(Data records for software interfaces)
::::::::::

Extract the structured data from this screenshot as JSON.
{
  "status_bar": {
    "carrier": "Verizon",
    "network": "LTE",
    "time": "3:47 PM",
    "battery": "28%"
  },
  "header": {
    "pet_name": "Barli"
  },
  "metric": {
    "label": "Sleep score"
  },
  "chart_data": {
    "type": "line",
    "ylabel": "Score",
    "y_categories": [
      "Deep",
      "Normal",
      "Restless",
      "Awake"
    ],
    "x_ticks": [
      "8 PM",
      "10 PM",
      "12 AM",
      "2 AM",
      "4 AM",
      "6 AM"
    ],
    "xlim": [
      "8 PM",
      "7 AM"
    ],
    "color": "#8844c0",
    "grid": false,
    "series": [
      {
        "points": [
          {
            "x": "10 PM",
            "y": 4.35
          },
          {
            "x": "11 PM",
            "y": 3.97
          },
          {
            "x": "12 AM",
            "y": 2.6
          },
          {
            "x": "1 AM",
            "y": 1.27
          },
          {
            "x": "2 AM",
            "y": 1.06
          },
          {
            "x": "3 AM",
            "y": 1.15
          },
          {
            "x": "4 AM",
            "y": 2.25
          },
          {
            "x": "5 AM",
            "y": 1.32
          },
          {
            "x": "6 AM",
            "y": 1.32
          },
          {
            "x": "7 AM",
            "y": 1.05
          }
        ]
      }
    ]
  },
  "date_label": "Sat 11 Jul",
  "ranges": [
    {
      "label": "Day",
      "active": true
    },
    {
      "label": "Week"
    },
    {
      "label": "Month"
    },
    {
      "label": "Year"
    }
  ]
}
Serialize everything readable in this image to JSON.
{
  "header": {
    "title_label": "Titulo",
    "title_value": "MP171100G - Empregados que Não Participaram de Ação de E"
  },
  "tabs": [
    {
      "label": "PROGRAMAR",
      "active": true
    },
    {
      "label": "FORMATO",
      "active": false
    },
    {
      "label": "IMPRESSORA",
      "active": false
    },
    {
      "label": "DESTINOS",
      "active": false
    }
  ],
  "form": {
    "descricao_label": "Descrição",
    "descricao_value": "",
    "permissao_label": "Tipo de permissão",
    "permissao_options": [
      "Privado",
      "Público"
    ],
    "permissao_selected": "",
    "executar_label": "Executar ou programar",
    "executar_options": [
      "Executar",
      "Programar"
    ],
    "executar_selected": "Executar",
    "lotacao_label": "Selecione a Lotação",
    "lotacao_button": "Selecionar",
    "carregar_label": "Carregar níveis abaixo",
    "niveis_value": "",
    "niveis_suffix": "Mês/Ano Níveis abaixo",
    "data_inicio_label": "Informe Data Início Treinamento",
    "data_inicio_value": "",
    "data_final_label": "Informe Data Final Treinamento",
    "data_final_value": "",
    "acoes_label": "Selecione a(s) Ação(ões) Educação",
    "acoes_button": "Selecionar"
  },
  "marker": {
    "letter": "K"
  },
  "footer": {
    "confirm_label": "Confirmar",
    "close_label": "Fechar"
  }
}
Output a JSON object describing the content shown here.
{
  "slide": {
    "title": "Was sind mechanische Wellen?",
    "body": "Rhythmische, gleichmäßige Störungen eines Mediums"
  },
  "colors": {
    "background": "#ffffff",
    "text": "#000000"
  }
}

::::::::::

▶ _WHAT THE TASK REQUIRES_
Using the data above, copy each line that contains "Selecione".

▶ _PROBLEM SOLUTION_
    "lotacao_label": "Selecione a Lotação",
    "acoes_label": "Selecione a(s) Ação(ões) Educação",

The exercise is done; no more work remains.